The Canadian military will not say if the Kurdish soldier was interviewed as part of the investigation, saying only that it had reviewed photos and video of the incident.
"The source of this allegation heard of these potential casualties through a second hand account," wrote Capt. Sullivan. "The Coalition Headquarters conducted a review of all available reliable imagery and video. The review uncovered no evidence of civilian casualties."
Hendin says that's not good enough.
"You want to see what is the source of his information. What did he see? What did he hear from whom and when?" Hendin says. "There is no indication at all whether there is any follow-up with him."

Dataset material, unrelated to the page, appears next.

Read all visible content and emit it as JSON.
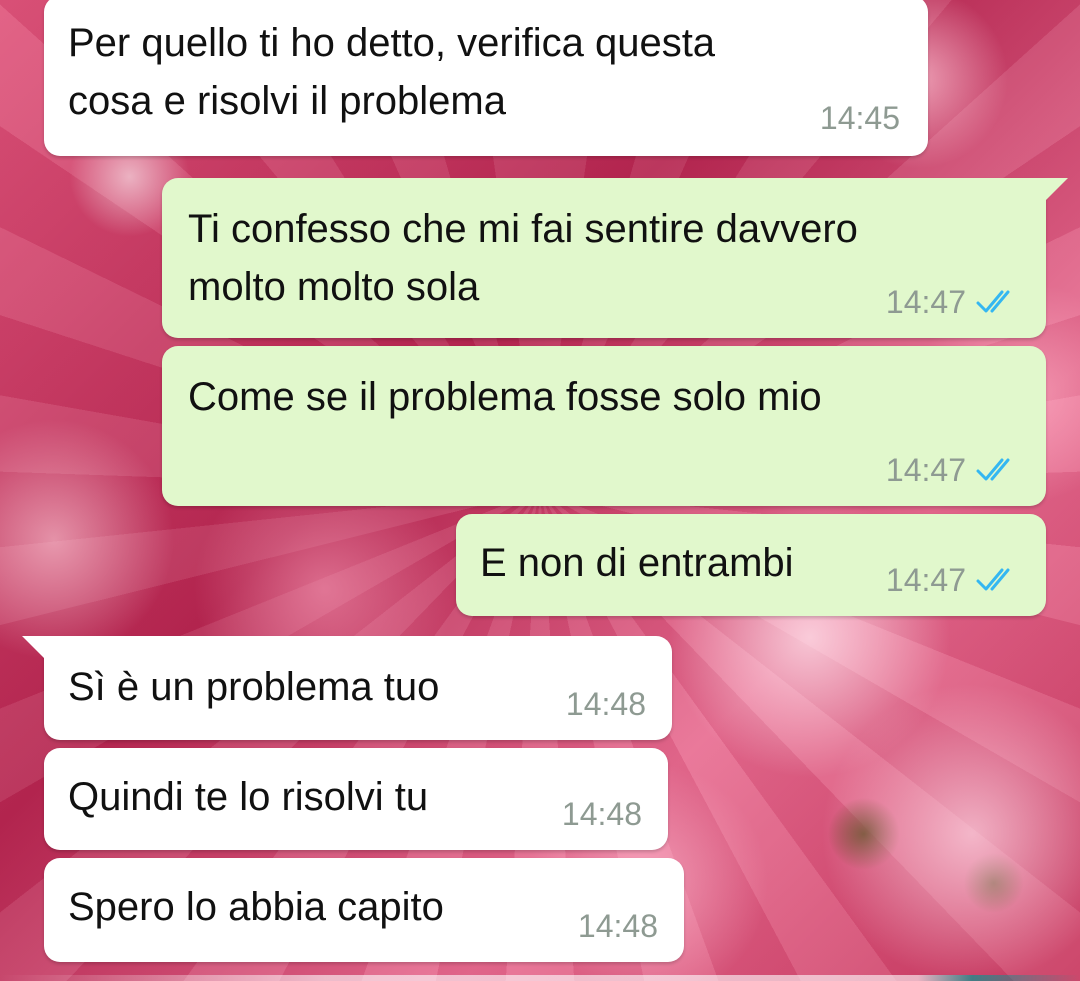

For more details about the investigation, the Department of National Defence referred CBC News to the United States military, which they say was in charge of looking at the allegations.
The U.S. military is looking into whether the Peshmerga soldier was interviewed.

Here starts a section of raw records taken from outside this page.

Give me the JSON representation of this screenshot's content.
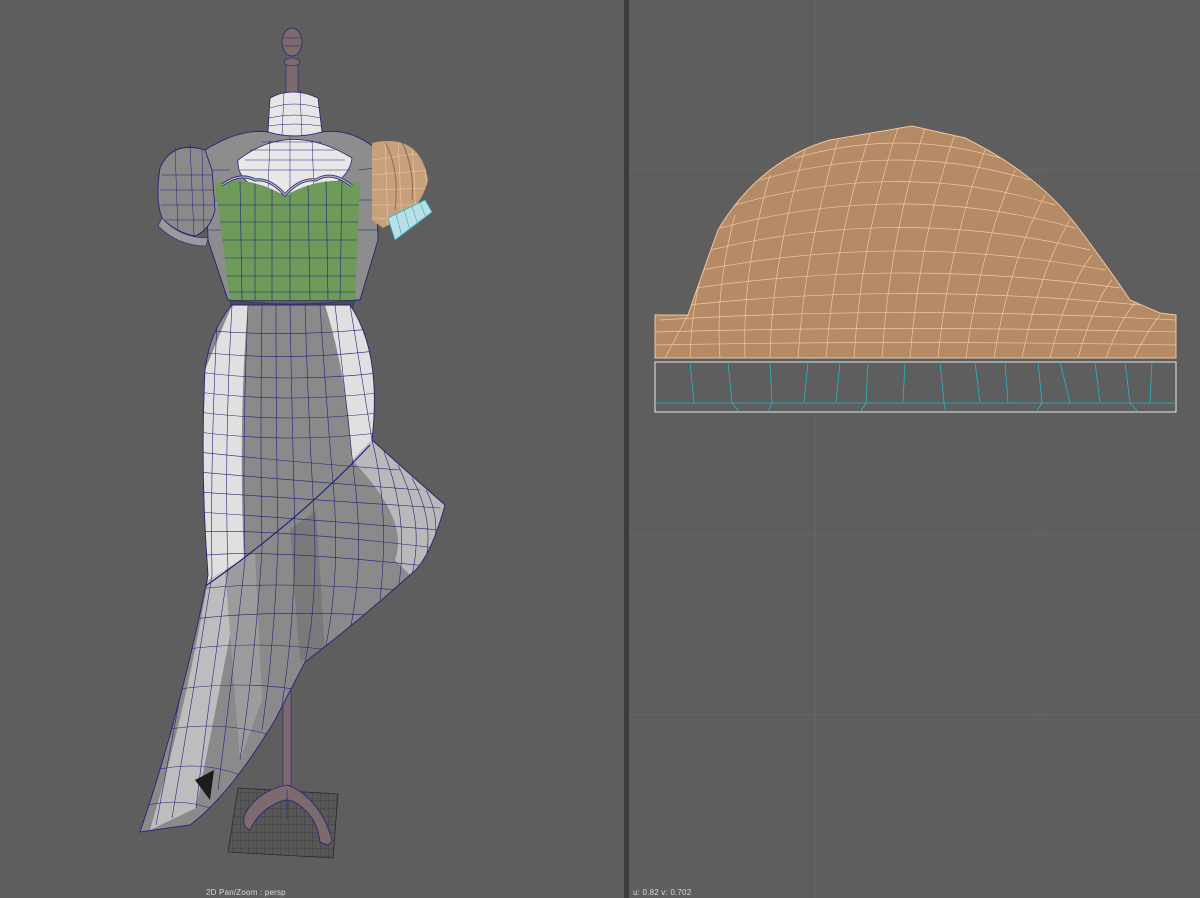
{
  "left_viewport": {
    "label": "2D Pan/Zoom : persp",
    "object": "dress-on-mannequin",
    "colors": {
      "background": "#5e5e5e",
      "dress_light": "#d9d9d9",
      "dress_dark": "#8a8a8a",
      "bodice_green": "#6e9a5a",
      "wire": "#23237a",
      "selected_sleeve": "#c7a07c",
      "mannequin": "#7d6a6e",
      "floor_grid": "#2a2a2a"
    }
  },
  "right_viewport": {
    "label": "u: 0.82 v: 0.702",
    "object": "uv-shell-sleeve",
    "colors": {
      "background": "#5e5e5e",
      "selected_shell": "#b58a66",
      "selected_wire": "#f4c69a",
      "cuff_wire": "#28b5c8",
      "cuff_border": "#e8e8e8",
      "grid": "#6a6a6a"
    }
  }
}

No duty to investigate: Canada
The internal Pentagon documents also reveal the Canadian military's legal assessment about Canada's duty to investigate the incident.
The U.S. authors of the document note "[Canadian Joint Operations Command Legal Advisor] opinion is that, under the Law of Armed Conflict (LOAC), there are no obligations for the [Canadian Air Force] to conduct an investigation."

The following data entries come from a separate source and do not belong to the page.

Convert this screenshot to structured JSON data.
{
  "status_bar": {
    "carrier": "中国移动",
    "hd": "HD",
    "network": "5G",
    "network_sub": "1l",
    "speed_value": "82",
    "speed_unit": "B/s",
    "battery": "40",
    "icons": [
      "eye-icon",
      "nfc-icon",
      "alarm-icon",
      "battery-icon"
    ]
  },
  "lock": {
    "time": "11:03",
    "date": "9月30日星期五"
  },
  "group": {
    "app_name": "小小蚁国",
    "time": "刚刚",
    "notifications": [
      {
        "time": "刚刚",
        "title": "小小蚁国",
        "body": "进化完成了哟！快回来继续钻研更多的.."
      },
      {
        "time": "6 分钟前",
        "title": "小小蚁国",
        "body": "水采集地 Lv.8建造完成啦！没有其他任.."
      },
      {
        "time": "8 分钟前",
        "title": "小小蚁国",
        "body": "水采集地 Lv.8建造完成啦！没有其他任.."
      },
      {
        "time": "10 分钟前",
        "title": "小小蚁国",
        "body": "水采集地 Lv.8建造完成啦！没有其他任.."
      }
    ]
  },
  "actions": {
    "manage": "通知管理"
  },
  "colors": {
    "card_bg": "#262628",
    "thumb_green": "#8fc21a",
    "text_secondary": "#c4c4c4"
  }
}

The document doesn't say why Canada offered this opinion.
Hendin says he "fundamentally" disagrees with the Canadian military's opinion and says that under international law, there is an expectation that a country will look seriously at any reports involving civilian casualties.
"We have to have enough moral integrity to say we're going to look in the mirror, and if there has been a misdeed, we're going to hold those accountable."
The Department of National Defence defends the comment, and told the fifth estate the allegation was handled appropriately.
"The Law of Armed Conflict, as embodied in the Geneva Conventions and the Additional Protocols to the Geneva Conventions, does not create a positive duty to investigate per se," wrote Capt. Sullivan.
"As to the uncorroborated information about possible civilian casualties resulting from this attack, the information was reported and reviewed by the appropriate coalition organization and CJOC. The source of this allegation heard of these potential casualties through a second hand account. The Minister of National Defence at the time [Rob Nicholson] was informed. The review identified that there were no substantive grounds to believe that civilians had been killed."
Investigations mostly restricted to looking at videos
The internal U.S. military document summarizes 45 separate reports involving dozens of civilians allegedly killed by coalition airstrikes during the anti-ISIS conflict. It reveals new details about what's been reported and how the coalition has investigated those reports.
One allegation details a strike on Nov. 5, 2014, claiming it injured three USAID workers in northeast Syria. The initial review deems the allegation to be "potentially credible" and the investigation continues.
Another points to an Australian airstrike as potentially having injured or killed a woman and child. However, the report goes on to dismiss the allegation because there is "insufficient information to warrant further inquiry."
Of the 45 reports, nine appear to be open investigations, while 21 have been closed after finding what appears to be some evidence that the allegation isn't credible. A further 15 investigations appear to be closed because coalition investigators are unable to determine if an allegation is credible.
However, the bulk of the investigations appear to be restricted to looking at videos and photos of the incidents.
"There is a need, in our view, for the coalition to broaden out and not just rely on video evidence
when it's deciding whether these are realistic allegations or not," says the Airwars project's Woods.
"It needs to be talking to Iraqis, to Syrians, when these allegations emerge, and to find out as much as it can from the ground. It's difficult, but it's not impossible."
the fifth estate will be airing its full investigation into civilian casualties and Canada's role in the war in Iraq and Syria when it launches its fall season next month.